Additional ergonomics information including training is available at the Washington State Department of Labor & Industries Ergonomics web site. http://www.lni.wa.gov/Safety/Topics/Ergonomics/ServicesResources/default.asp
As with all health and safety issues at the University, responsibility and accountability for assuring the employees' workplace meets regulatory requirements rests with each Vice Chancellor, Dean, Director, Chair and Supervisor. As noted in the University Handbook everyone with supervisory responsibility is expected to directly participate in assuring that safe working conditions are maintained.
University Health and Safety Committees may also be involved with ergonomics awareness at the organizational unit level.
Supervisors are responsible for ensuring their employees are provided a safe and healthful work environment. This is accomplished by assessing employee work tasks to identify risks of incurring work-related musculoskeletal disorders (WMSDs) and identifying methods to reduce or eliminate that potential.
In the event an employee incurs a job related WMSD injury the supervisor must complete the EH&S Incident / Accident / Quality Improvement Report form.
Many work-related injuries or illnesses are preventable when you understand and apply basic ergonomic principles.
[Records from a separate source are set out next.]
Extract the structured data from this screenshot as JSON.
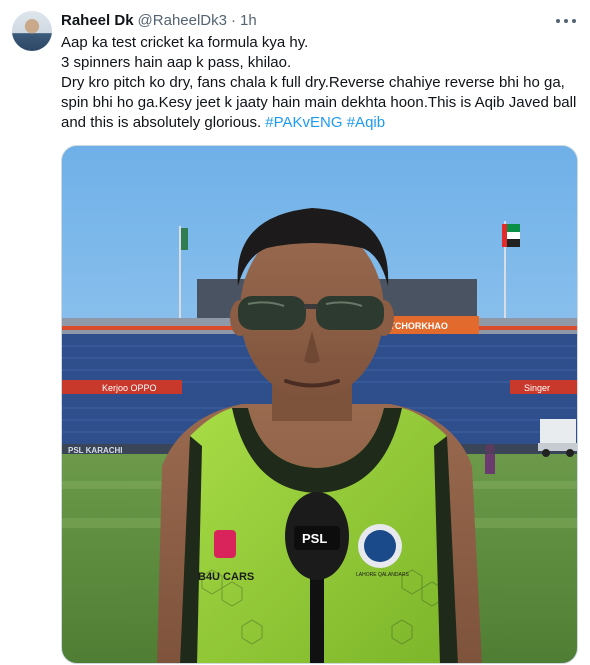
{
  "tweet": {
    "author_name": "Raheel Dk",
    "author_handle": "@RaheelDk3",
    "separator": "·",
    "time": "1h",
    "lines": [
      "Aap ka test cricket ka formula kya hy.",
      "3 spinners hain aap k pass, khilao.",
      "Dry kro pitch ko dry, fans chala k full dry.Reverse chahiye reverse bhi ho ga, spin bhi ho ga.Kesy jeet k jaaty hain main dekhta hoon.This is Aqib Javed ball and this is absolutely glorious."
    ],
    "hashtags": [
      "#PAKvENG",
      "#Aqib"
    ]
  },
  "media": {
    "stand_banner": "#MATCHORKHAO",
    "ad_board_left": "Kerjoo OPPO",
    "ad_board_right": "Singer",
    "ground_board": "PSL KARACHI",
    "microphone_label": "PSL",
    "jersey_sponsor": "B4U CARS",
    "jersey_badge": "LAHORE QALANDARS"
  },
  "colors": {
    "hashtag": "#1d9bf0",
    "secondary_text": "#536471",
    "border": "#cfd9de",
    "jersey": "#9ad13a"
  }
}
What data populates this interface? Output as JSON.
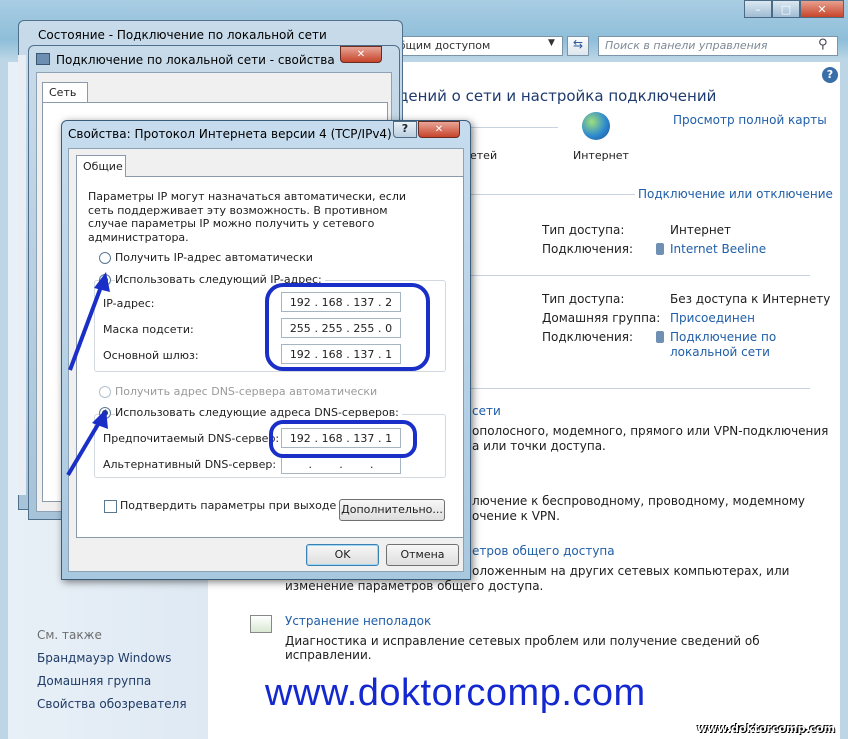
{
  "control_panel": {
    "address": "общим доступом",
    "search_placeholder": "Поиск в панели управления",
    "heading": "дений о сети и настройка подключений",
    "view_full_map": "Просмотр полной карты",
    "map_left_label": "етей",
    "map_internet_label": "Интернет",
    "connect_disconnect": "Подключение или отключение",
    "net1": {
      "access_type_label": "Тип доступа:",
      "access_type_value": "Интернет",
      "connections_label": "Подключения:",
      "connections_value": "Internet Beeline"
    },
    "net2": {
      "access_type_label": "Тип доступа:",
      "access_type_value": "Без доступа к Интернету",
      "homegroup_label": "Домашняя группа:",
      "homegroup_value": "Присоединен",
      "connections_label": "Подключения:",
      "connections_value_1": "Подключение по",
      "connections_value_2": "локальной сети"
    },
    "section1_title": "сети",
    "section1_desc_1": "ополосного, модемного, прямого или VPN-подключения",
    "section1_desc_2": "а или точки доступа.",
    "section2_desc_1": "лючение к беспроводному, проводному, модемному",
    "section2_desc_2": "очение к VPN.",
    "section3_title": "етров общего доступа",
    "section3_desc_1": "оложенным на других сетевых компьютерах, или",
    "section3_desc_2": "изменение параметров общего доступа.",
    "trouble_title": "Устранение неполадок",
    "trouble_desc": "Диагностика и исправление сетевых проблем или получение сведений об исправлении.",
    "see_also": "См. также",
    "left_links": [
      "Брандмауэр Windows",
      "Домашняя группа",
      "Свойства обозревателя"
    ]
  },
  "status_window": {
    "title": "Состояние - Подключение по локальной сети"
  },
  "props_window": {
    "title": "Подключение по локальной сети - свойства",
    "tab": "Сеть"
  },
  "ipv4_dialog": {
    "title": "Свойства: Протокол Интернета версии 4 (TCP/IPv4)",
    "help_btn": "?",
    "tab": "Общие",
    "description": "Параметры IP могут назначаться автоматически, если сеть поддерживает эту возможность. В противном случае параметры IP можно получить у сетевого администратора.",
    "radio_auto_ip": "Получить IP-адрес автоматически",
    "radio_manual_ip": "Использовать следующий IP-адрес:",
    "ip_label": "IP-адрес:",
    "ip_value": [
      "192",
      "168",
      "137",
      "2"
    ],
    "mask_label": "Маска подсети:",
    "mask_value": [
      "255",
      "255",
      "255",
      "0"
    ],
    "gateway_label": "Основной шлюз:",
    "gateway_value": [
      "192",
      "168",
      "137",
      "1"
    ],
    "radio_auto_dns": "Получить адрес DNS-сервера автоматически",
    "radio_manual_dns": "Использовать следующие адреса DNS-серверов:",
    "pref_dns_label": "Предпочитаемый DNS-сервер:",
    "pref_dns_value": [
      "192",
      "168",
      "137",
      "1"
    ],
    "alt_dns_label": "Альтернативный DNS-сервер:",
    "alt_dns_value": [
      "",
      "",
      "",
      ""
    ],
    "confirm_on_exit": "Подтвердить параметры при выходе",
    "advanced_btn": "Дополнительно...",
    "ok_btn": "OK",
    "cancel_btn": "Отмена"
  },
  "watermark": {
    "big": "www.doktorcomp.com",
    "small": "www.doktorcomp.com"
  },
  "colors": {
    "annotation": "#1a2fc8",
    "link": "#1f5ea8"
  }
}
Employees should be aware of ergonomic risks of incurring work-related musculoskeletal disorders (WMSDs) and identifying risk factors and resources available at the UW. If you are experiencing pain or discomfort, immediately notify your supervisor and contact your health care provider to report your discomfort.
There is no central funding to pay for ergonomic assessments or equipment. EH&S can provide guidance to individuals and organizational units on how they can begin to address their ergonomics issues. EH&S has traditionally provided and continues to provide ergonomic awareness assistance, specific training focused on back protection, and some limited technical assistance and consultation regarding ergonomic issues. For further information, contact EH&S at (206)-543-7388.
To purchase consulting services, such as a professional ergonomic evaluation of your workstation, you may need to obtain a requisition number from your department's authorized person before calling vendors. A list of ergonomic vendors / consultants who are available to provide ergonomics related consulting services to the University is provided here. Guidelines for working with a vendor are also provided.
Questions regarding employee work-related injuries or illness claims should be referred to the Workers' Compensation Program at
206-543-0183, by email at: firstname.lastname@example.org, or visit the
Office of Risk Management web site.
Disability and Reasonable Accommodation
Questions regarding disability or reasonable accommodation assistance, please contact the Disability Services Office at 206-543-6450,
206-543-6452 (TTY), by email at: email@example.com, or visit the
Disability Services Office web site.
An ergonomic assessment usually consists of a discussion period with an ergonomic consultant during which some basic questions are asked about your job. The discussion is followed by an evaluation / observation of the activity of your job. Ergonomic vendors charge $50-$200 per hour and most assessments include a 30 minute to 2 hour on-site evaluation.
An ergonomic evaluation report is typically generated after the evaluation. The report will provide recommendations to reduce risks of incurring work-related musculoskeletal disorders (WMSDs) and identifying risk factors that may be contributing to your discomfort. See Guidelines for Hiring Ergonomic Consultants for more information.
The ergonomic assessment report will be sent to the supervisor who requested the assessment. The supervisor is expected to share report outcomes with the employee and review the recommendations for feasibility of implementation. Less expensive alternatives such as work process changes, modifications to existing equipment or changes in configuration are often acceptable options too. See Guidelines for Hiring Ergonomic Consultants for more information.
Many items are generally available through Facilities Services or Communication Technologies. See Guide to Ergonomics Office Products for more information. If you choose to purchase equipment through an ergonomic vendor, the consultant should be able to provide you with a written price quote that includes the price of the equipment, delivery costs, installation, and estimated delivery date.
The University retains ownership of equipment purchased. Faculty and staff members who keep items of personal equipment at University facilities should label those items to indicate personal ownership. For more information on use and maintenance of equipment, see UW Administrative Policy Statement 61.1.